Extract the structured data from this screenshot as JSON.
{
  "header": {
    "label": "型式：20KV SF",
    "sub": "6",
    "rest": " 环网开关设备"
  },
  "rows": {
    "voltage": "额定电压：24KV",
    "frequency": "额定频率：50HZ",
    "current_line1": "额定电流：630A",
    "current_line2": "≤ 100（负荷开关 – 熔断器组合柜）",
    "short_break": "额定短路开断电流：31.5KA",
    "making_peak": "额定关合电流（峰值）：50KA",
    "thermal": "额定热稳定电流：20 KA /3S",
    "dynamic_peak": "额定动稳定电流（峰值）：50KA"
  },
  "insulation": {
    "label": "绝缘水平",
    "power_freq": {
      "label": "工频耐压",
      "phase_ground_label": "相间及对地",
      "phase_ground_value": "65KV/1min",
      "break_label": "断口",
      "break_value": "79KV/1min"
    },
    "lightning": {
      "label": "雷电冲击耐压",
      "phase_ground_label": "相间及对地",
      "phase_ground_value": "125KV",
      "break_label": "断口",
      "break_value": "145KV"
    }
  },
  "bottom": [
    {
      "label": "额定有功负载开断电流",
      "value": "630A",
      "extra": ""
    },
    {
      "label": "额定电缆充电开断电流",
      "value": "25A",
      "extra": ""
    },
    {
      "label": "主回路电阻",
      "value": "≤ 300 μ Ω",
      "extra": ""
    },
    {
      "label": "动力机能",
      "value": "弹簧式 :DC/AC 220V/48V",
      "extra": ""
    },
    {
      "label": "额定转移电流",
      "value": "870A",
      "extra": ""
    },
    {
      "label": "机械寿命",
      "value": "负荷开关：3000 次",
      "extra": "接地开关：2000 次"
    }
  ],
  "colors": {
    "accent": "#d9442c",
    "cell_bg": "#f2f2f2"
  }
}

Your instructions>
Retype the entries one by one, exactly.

Answer box>
Extract the structured data from this screenshot as JSON.
{
  "header": {
    "label": "型式：20KV SF",
    "sub": "6",
    "rest": " 环网开关设备"
  },
  "rows": {
    "voltage": "额定电压：24KV",
    "frequency": "额定频率：50HZ",
    "current_line1": "额定电流：630A",
    "current_line2": "≤ 100（负荷开关 – 熔断器组合柜）",
    "short_break": "额定短路开断电流：31.5KA",
    "making_peak": "额定关合电流（峰值）：50KA",
    "thermal": "额定热稳定电流：20 KA /3S",
    "dynamic_peak": "额定动稳定电流（峰值）：50KA"
  },
  "insulation": {
    "label": "绝缘水平",
    "power_freq": {
      "label": "工频耐压",
      "phase_ground_label": "相间及对地",
      "phase_ground_value": "65KV/1min",
      "break_label": "断口",
      "break_value": "79KV/1min"
    },
    "lightning": {
      "label": "雷电冲击耐压",
      "phase_ground_label": "相间及对地",
      "phase_ground_value": "125KV",
      "break_label": "断口",
      "break_value": "145KV"
    }
  },
  "bottom": [
    {
      "label": "额定有功负载开断电流",
      "value": "630A",
      "extra": ""
    },
    {
      "label": "额定电缆充电开断电流",
      "value": "25A",
      "extra": ""
    },
    {
      "label": "主回路电阻",
      "value": "≤ 300 μ Ω",
      "extra": ""
    },
    {
      "label": "动力机能",
      "value": "弹簧式 :DC/AC 220V/48V",
      "extra": ""
    },
    {
      "label": "额定转移电流",
      "value": "870A",
      "extra": ""
    },
    {
      "label": "机械寿命",
      "value": "负荷开关：3000 次",
      "extra": "接地开关：2000 次"
    }
  ],
  "colors": {
    "accent": "#d9442c",
    "cell_bg": "#f2f2f2"
  }
}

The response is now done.